What Every Preacher Should Give-Up for Lent
I have been asking myself a question. “What should I be giving-up for Lent as a Preacher?”
Lent is the season for giving things up--coffee, chocolate, a TV program perhaps, or even a bad habit? Rarely, if ever, do think about how this might apply in the pulpit! Do I have bad preaching habits that I could do with abstaining from during this season? Obviously I do. Everyone of us does. However, what is the main one? If there was just one that I could do with getting rid of that would greatly improve my preaching, what would it be?
I have come-up with two areas that need addressing. I will save one for another article, but the main one I have decided on is this: I need to give-up saying so much.
Being a Baptist we are expected to preach 20-30 min on an average Sunday. That seems a lot of time, but in many ways it isn’t. This is especially the case if you fill it with too much material. That is what I have been doing. I realise that after 27 years of preaching I am still putting two much content and too many different ideas into my sermons.
A sermon is not a lecture. By and large people will not be taking notes. Indeed one of the great preachers of the past, Dr Martyn Lloyd-Jones, positively disliked such an approach. He was of the opinion that the purpose of the sermon was not for people to go away with pages of notes. It was for people to meet God there and then in the experience of hearing the message.
When John Stott wrote his excellent book “I Believe in Preaching”, he made much of the need for preachers to have a clear, specific and narrow focus to their sermons. He drew on great preachers from the past to prove his point.
Example number one would be the great Anglican preacher Charles Simeon who said that when considering the text the preacher’s …“first enquiry is, ‘what is the principle scope and meaning of the text?’” Then they should express this principle meaning in a ‘categorical proposition’. This Simeon claimed was “the great secret of all composition for the pulpit.” Elsewhere he wrote, “Reduce your text to a simple proposition.” In other words, have one thing to say and be clear what it is.
I think dear Simeon would despair at me. I find that I am saying two or three things. Each may well be true, may well be important. Each may even be interesting. However it makes for a confusing message. We have all had the experience of someone saying to us, “I really enjoyed the message this morning. I can’t remember now what it was about…” Such statements bring encouragement and despondency in equal measure.
Stott also draws on JH Jowett, a preacher from the turn of the 19th into the 20th century who was regarded as one of the greatest English-speaking preachers of his day. His quote below is one that I have pondered on often:
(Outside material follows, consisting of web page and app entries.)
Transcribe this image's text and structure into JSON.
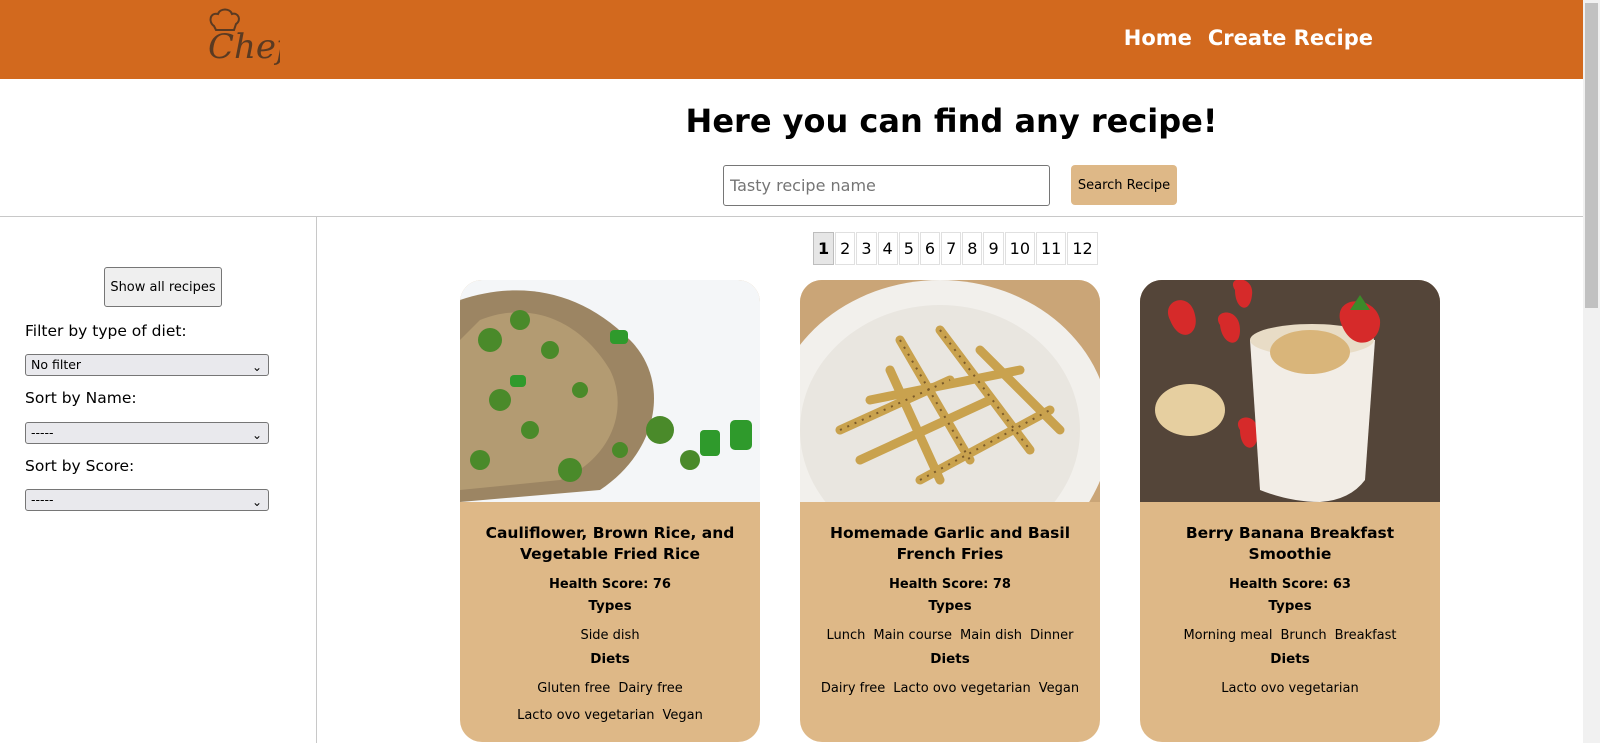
{
  "navbar": {
    "logo_text": "Chef",
    "links": [
      "Home",
      "Create Recipe"
    ]
  },
  "hero": {
    "title": "Here you can find any recipe!",
    "search_placeholder": "Tasty recipe name",
    "search_button": "Search Recipe"
  },
  "sidebar": {
    "show_all": "Show all recipes",
    "diet_label": "Filter by type of diet:",
    "diet_value": "No filter",
    "name_label": "Sort by Name:",
    "name_value": "-----",
    "score_label": "Sort by Score:",
    "score_value": "-----"
  },
  "pagination": [
    "1",
    "2",
    "3",
    "4",
    "5",
    "6",
    "7",
    "8",
    "9",
    "10",
    "11",
    "12"
  ],
  "cards": [
    {
      "title": "Cauliflower, Brown Rice, and Vegetable Fried Rice",
      "score": "Health Score: 76",
      "types_label": "Types",
      "types": [
        "Side dish"
      ],
      "diets_label": "Diets",
      "diets": [
        "Gluten free",
        "Dairy free",
        "Lacto ovo vegetarian",
        "Vegan"
      ]
    },
    {
      "title": "Homemade Garlic and Basil French Fries",
      "score": "Health Score: 78",
      "types_label": "Types",
      "types": [
        "Lunch",
        "Main course",
        "Main dish",
        "Dinner"
      ],
      "diets_label": "Diets",
      "diets": [
        "Dairy free",
        "Lacto ovo vegetarian",
        "Vegan"
      ]
    },
    {
      "title": "Berry Banana Breakfast Smoothie",
      "score": "Health Score: 63",
      "types_label": "Types",
      "types": [
        "Morning meal",
        "Brunch",
        "Breakfast"
      ],
      "diets_label": "Diets",
      "diets": [
        "Lacto ovo vegetarian"
      ]
    }
  ],
  "colors": {
    "navbar": "#d2691e",
    "card": "#deb887",
    "search_button": "#deb887"
  }
}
I have a conviction that no sermon is ready for preaching …until we can express its theme in a short, pregnant sentence, as clear as crystal. I find the getting of that sentence is the hardest, the most exacting and the most fruitful labour in my study…I do not think any sermon ought to be preached, or even in written, until that sentience has emerged, clear and lucid as a cloudless moon.
What a challenge! Perhaps this is my problem--it is simply too much hard work, too much hard thinking, too much hard labour for me, in the midst of a busy church life, to clarify my thinking into such a ‘short, pregnant sentence.’
If I was being hard on myself, I would say the result is laziness mascaraing as learning. It can seem very impressive to my congregation when I speak from a text and bring out three or four different points (often unrelated), illustrate and apply them and for good measure even talk about the underlying meaning of the NT Greek in certain places. At best they come away thinking how interesting the Bible is, at worst how clever I must be. But have they been fed? Have they come away with some clear truth, fixed firmly into their hearts and minds, that will guide them and help them in the coming week? Or have they gone away with a varied cluster of different ideas, jumbled and mixed-up in their minds, soon to fade from memory for that very reason? I have worked on the text but I have not worked hard enough. I have not worked through to clarity, to singleness of thought and purpose.
Connor Neil is a lecturer at IESE Business School in Spain, where he teaches (amongst other things) effective public speaking. He tells his students that the most important thing in any speech or presentation is defining ‘point X’. Point X is what completes the sentence, “When I have finished speaking my audience will….” He teaches that the speaker should have one, clear, definite answer to that question. Furthermore, that answer, he suggests, is the starting point that should shape the whole of the talk from beginning to end.
I fear that for too many of my sermons that answer to that question is “sing a hymn”.
So what do I need to give-up for Lent? Saying too much; saying three different things instead of one. I need to give-up being scattered.
There is an old quote attributed to William Gladstone, although, alas, I have never been able to find the original or the exact wording. He gave this advice to a young parliamentarian on making a speech. “ Say one thing; say it with passion, say it with fear, say it with humour, say it with tears, say it loudly, say it softly, but say one thing. One day young man, you may become Prime Minister. Then you can say two things.”
Seeing as there is little chance of me moving into Number 10 any time soon, I had better give-up saying more than one thing for Lent.
Darren Blaney is Pastor of Herne Bay Baptist Church in Kent and serves as Editor of the College of Preachers Blog. He is doing an online seminar for the College later in the month on “Speaking to a Distant Congregation--Preaching On-line”